---------- DATA SUPPLIED

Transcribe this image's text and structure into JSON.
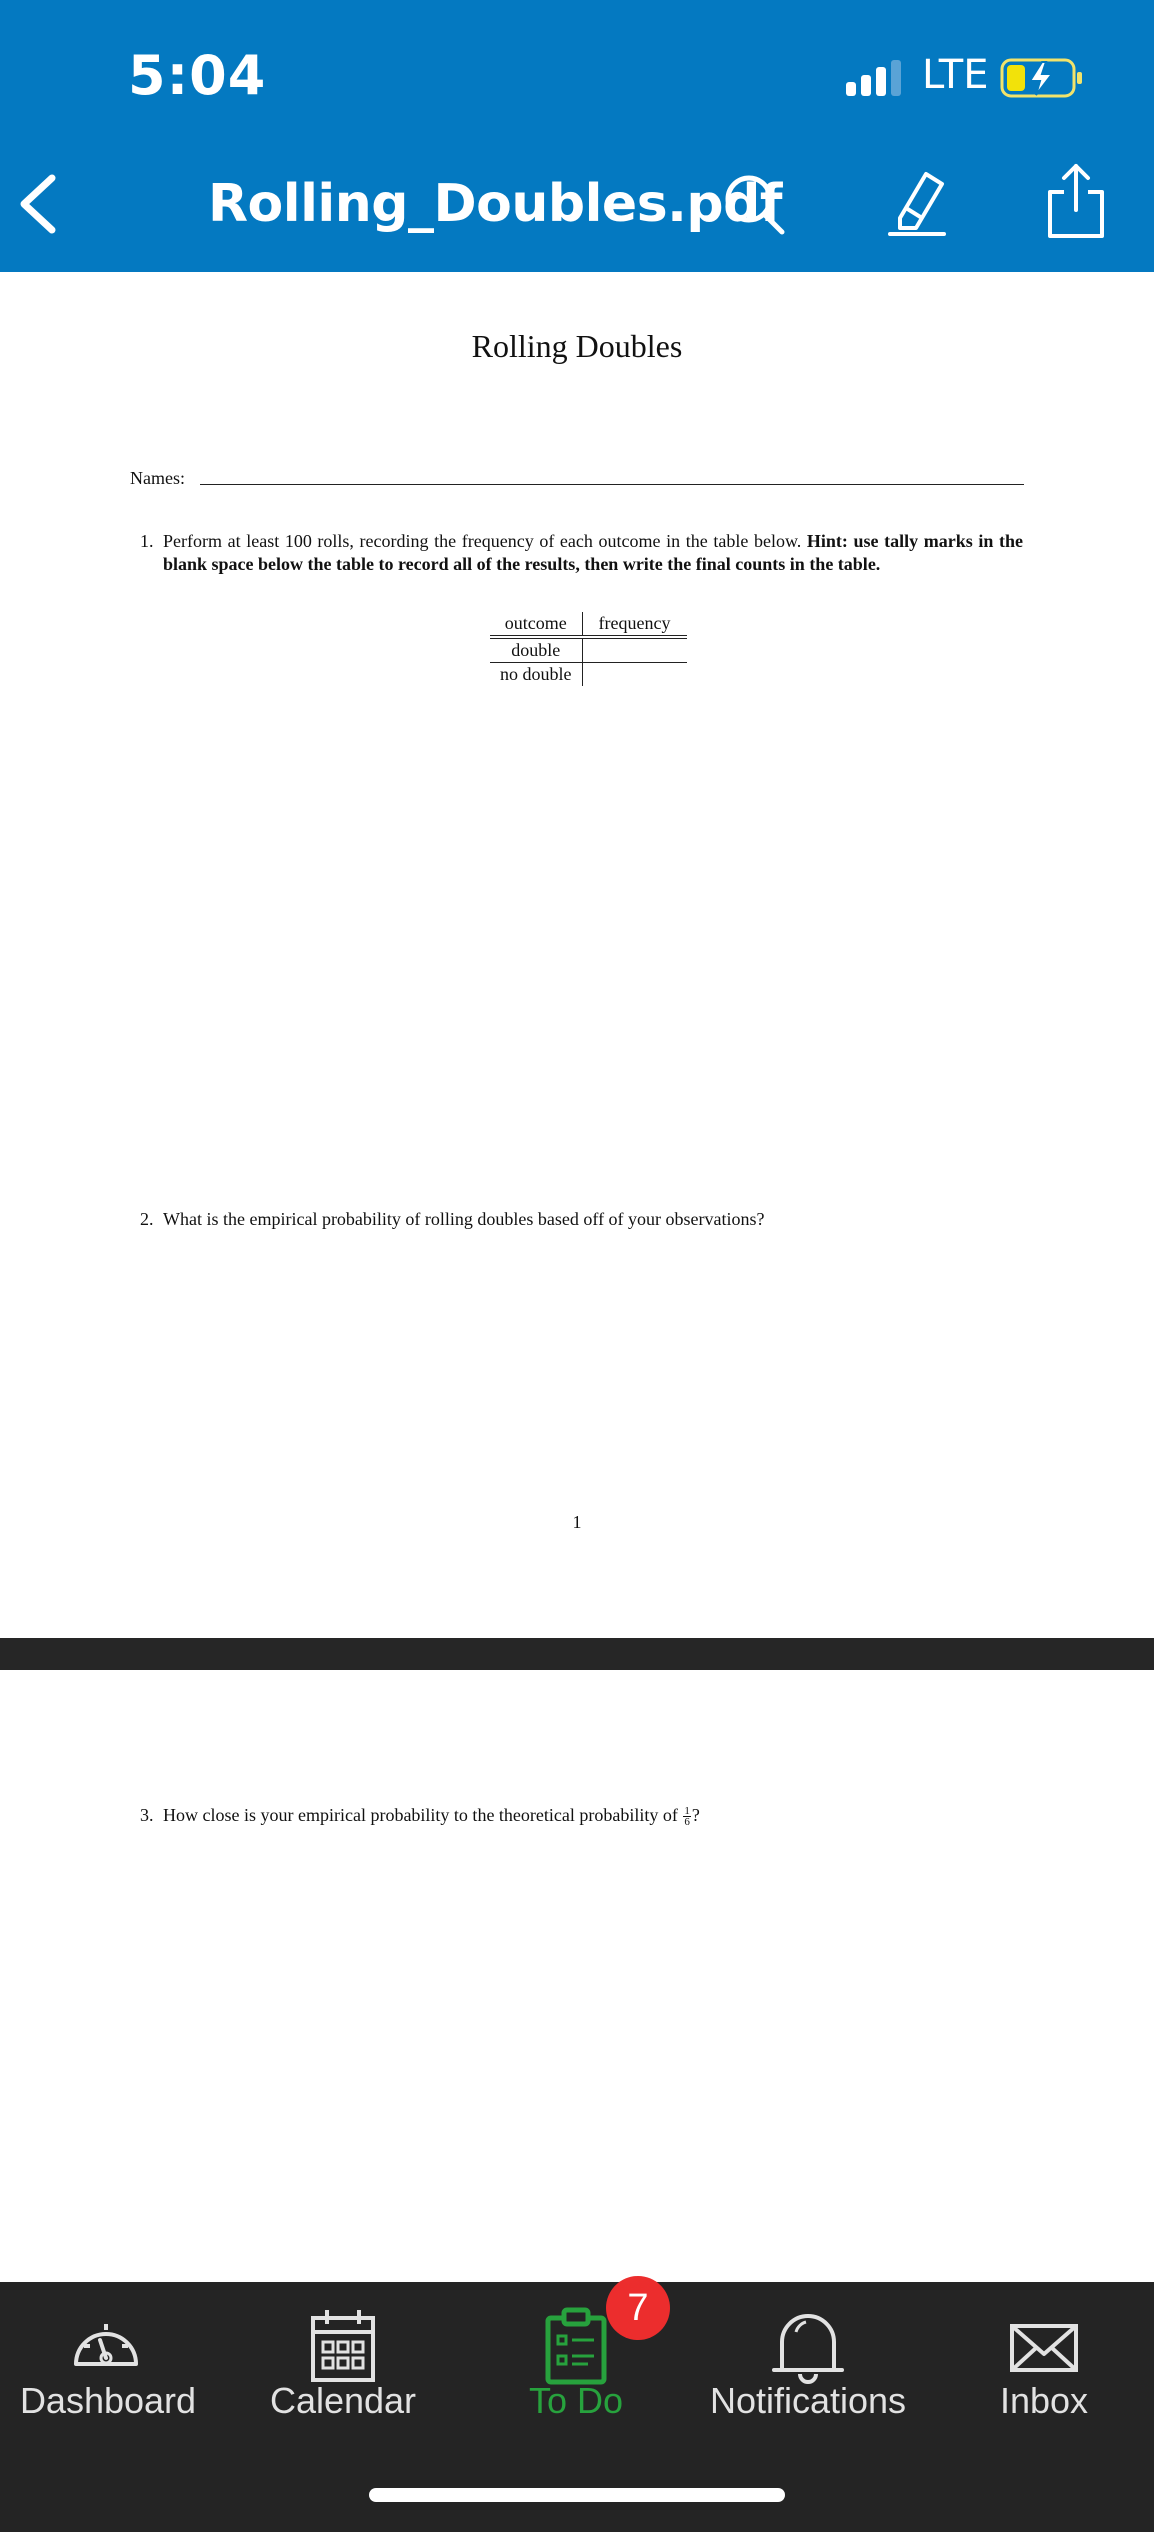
{
  "status_bar": {
    "time": "5:04",
    "network": "LTE"
  },
  "nav_bar": {
    "title": "Rolling_Doubles.pdf"
  },
  "document": {
    "title": "Rolling Doubles",
    "names_label": "Names:",
    "questions": [
      {
        "number": "1.",
        "text": "Perform at least 100 rolls, recording the frequency of each outcome in the table below.",
        "hint": "Hint: use tally marks in the blank space below the table to record all of the results, then write the final counts in the table."
      },
      {
        "number": "2.",
        "text": "What is the empirical probability of rolling doubles based off of your observations?"
      },
      {
        "number": "3.",
        "text": "How close is your empirical probability to the theoretical probability of",
        "fraction_numerator": "1",
        "fraction_denominator": "6",
        "suffix": "?"
      }
    ],
    "table": {
      "headers": [
        "outcome",
        "frequency"
      ],
      "rows": [
        [
          "double",
          ""
        ],
        [
          "no double",
          ""
        ]
      ]
    },
    "page_number": "1"
  },
  "tab_bar": {
    "items": [
      {
        "label": "Dashboard",
        "icon": "dashboard-icon"
      },
      {
        "label": "Calendar",
        "icon": "calendar-icon"
      },
      {
        "label": "To Do",
        "icon": "todo-icon",
        "badge": "7",
        "active": true
      },
      {
        "label": "Notifications",
        "icon": "bell-icon"
      },
      {
        "label": "Inbox",
        "icon": "envelope-icon"
      }
    ]
  },
  "colors": {
    "header_blue": "#0479c1",
    "tab_bar_bg": "#242424",
    "active_green": "#27a23d",
    "badge_red": "#ec2d2d"
  }
}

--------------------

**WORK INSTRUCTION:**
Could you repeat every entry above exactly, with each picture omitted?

**TASK OUTPUT:**
Transcribe this image's text and structure into JSON.
{
  "status_bar": {
    "time": "5:04",
    "network": "LTE"
  },
  "nav_bar": {
    "title": "Rolling_Doubles.pdf"
  },
  "document": {
    "title": "Rolling Doubles",
    "names_label": "Names:",
    "questions": [
      {
        "number": "1.",
        "text": "Perform at least 100 rolls, recording the frequency of each outcome in the table below.",
        "hint": "Hint: use tally marks in the blank space below the table to record all of the results, then write the final counts in the table."
      },
      {
        "number": "2.",
        "text": "What is the empirical probability of rolling doubles based off of your observations?"
      },
      {
        "number": "3.",
        "text": "How close is your empirical probability to the theoretical probability of",
        "fraction_numerator": "1",
        "fraction_denominator": "6",
        "suffix": "?"
      }
    ],
    "table": {
      "headers": [
        "outcome",
        "frequency"
      ],
      "rows": [
        [
          "double",
          ""
        ],
        [
          "no double",
          ""
        ]
      ]
    },
    "page_number": "1"
  },
  "tab_bar": {
    "items": [
      {
        "label": "Dashboard",
        "icon": "dashboard-icon"
      },
      {
        "label": "Calendar",
        "icon": "calendar-icon"
      },
      {
        "label": "To Do",
        "icon": "todo-icon",
        "badge": "7",
        "active": true
      },
      {
        "label": "Notifications",
        "icon": "bell-icon"
      },
      {
        "label": "Inbox",
        "icon": "envelope-icon"
      }
    ]
  },
  "colors": {
    "header_blue": "#0479c1",
    "tab_bar_bg": "#242424",
    "active_green": "#27a23d",
    "badge_red": "#ec2d2d"
  }
}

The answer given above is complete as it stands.